------ Available records
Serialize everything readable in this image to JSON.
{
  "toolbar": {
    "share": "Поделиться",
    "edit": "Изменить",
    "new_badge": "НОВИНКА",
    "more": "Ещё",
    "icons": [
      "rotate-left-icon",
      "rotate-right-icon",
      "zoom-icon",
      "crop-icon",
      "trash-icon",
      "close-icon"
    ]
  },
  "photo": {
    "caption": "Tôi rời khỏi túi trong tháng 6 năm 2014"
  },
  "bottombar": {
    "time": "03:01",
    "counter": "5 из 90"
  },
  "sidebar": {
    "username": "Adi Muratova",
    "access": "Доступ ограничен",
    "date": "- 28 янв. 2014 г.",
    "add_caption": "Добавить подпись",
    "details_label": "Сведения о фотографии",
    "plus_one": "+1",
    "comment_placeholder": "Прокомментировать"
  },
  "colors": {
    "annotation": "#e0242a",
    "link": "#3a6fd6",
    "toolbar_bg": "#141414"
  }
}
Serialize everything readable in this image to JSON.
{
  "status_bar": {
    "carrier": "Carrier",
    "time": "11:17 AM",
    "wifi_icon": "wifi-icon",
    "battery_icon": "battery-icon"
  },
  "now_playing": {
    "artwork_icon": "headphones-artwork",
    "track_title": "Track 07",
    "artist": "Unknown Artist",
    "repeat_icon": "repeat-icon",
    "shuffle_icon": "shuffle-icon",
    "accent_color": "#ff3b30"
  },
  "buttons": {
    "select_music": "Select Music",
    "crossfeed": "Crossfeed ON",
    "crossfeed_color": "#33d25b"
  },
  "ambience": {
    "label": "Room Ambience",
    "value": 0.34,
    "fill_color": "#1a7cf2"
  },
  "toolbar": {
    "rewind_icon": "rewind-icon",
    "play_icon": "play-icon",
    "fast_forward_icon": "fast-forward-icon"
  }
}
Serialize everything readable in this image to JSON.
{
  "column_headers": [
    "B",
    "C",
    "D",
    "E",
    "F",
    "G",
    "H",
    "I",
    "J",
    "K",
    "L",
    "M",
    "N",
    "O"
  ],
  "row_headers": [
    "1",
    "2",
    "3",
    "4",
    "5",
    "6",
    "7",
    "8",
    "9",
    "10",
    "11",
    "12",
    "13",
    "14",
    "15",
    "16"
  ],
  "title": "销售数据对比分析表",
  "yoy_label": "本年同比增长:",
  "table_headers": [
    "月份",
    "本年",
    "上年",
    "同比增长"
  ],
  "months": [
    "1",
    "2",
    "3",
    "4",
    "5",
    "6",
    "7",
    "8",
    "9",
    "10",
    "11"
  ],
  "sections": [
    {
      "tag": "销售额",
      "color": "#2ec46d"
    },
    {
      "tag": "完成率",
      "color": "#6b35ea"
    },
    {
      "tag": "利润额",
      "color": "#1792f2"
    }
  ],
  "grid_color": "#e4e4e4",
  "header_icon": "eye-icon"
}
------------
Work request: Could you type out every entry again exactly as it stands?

Answer box:
Serialize everything readable in this image to JSON.
{
  "toolbar": {
    "share": "Поделиться",
    "edit": "Изменить",
    "new_badge": "НОВИНКА",
    "more": "Ещё",
    "icons": [
      "rotate-left-icon",
      "rotate-right-icon",
      "zoom-icon",
      "crop-icon",
      "trash-icon",
      "close-icon"
    ]
  },
  "photo": {
    "caption": "Tôi rời khỏi túi trong tháng 6 năm 2014"
  },
  "bottombar": {
    "time": "03:01",
    "counter": "5 из 90"
  },
  "sidebar": {
    "username": "Adi Muratova",
    "access": "Доступ ограничен",
    "date": "- 28 янв. 2014 г.",
    "add_caption": "Добавить подпись",
    "details_label": "Сведения о фотографии",
    "plus_one": "+1",
    "comment_placeholder": "Прокомментировать"
  },
  "colors": {
    "annotation": "#e0242a",
    "link": "#3a6fd6",
    "toolbar_bg": "#141414"
  }
}
Serialize everything readable in this image to JSON.
{
  "status_bar": {
    "carrier": "Carrier",
    "time": "11:17 AM",
    "wifi_icon": "wifi-icon",
    "battery_icon": "battery-icon"
  },
  "now_playing": {
    "artwork_icon": "headphones-artwork",
    "track_title": "Track 07",
    "artist": "Unknown Artist",
    "repeat_icon": "repeat-icon",
    "shuffle_icon": "shuffle-icon",
    "accent_color": "#ff3b30"
  },
  "buttons": {
    "select_music": "Select Music",
    "crossfeed": "Crossfeed ON",
    "crossfeed_color": "#33d25b"
  },
  "ambience": {
    "label": "Room Ambience",
    "value": 0.34,
    "fill_color": "#1a7cf2"
  },
  "toolbar": {
    "rewind_icon": "rewind-icon",
    "play_icon": "play-icon",
    "fast_forward_icon": "fast-forward-icon"
  }
}
Serialize everything readable in this image to JSON.
{
  "column_headers": [
    "B",
    "C",
    "D",
    "E",
    "F",
    "G",
    "H",
    "I",
    "J",
    "K",
    "L",
    "M",
    "N",
    "O"
  ],
  "row_headers": [
    "1",
    "2",
    "3",
    "4",
    "5",
    "6",
    "7",
    "8",
    "9",
    "10",
    "11",
    "12",
    "13",
    "14",
    "15",
    "16"
  ],
  "title": "销售数据对比分析表",
  "yoy_label": "本年同比增长:",
  "table_headers": [
    "月份",
    "本年",
    "上年",
    "同比增长"
  ],
  "months": [
    "1",
    "2",
    "3",
    "4",
    "5",
    "6",
    "7",
    "8",
    "9",
    "10",
    "11"
  ],
  "sections": [
    {
      "tag": "销售额",
      "color": "#2ec46d"
    },
    {
      "tag": "完成率",
      "color": "#6b35ea"
    },
    {
      "tag": "利润额",
      "color": "#1792f2"
    }
  ],
  "grid_color": "#e4e4e4",
  "header_icon": "eye-icon"
}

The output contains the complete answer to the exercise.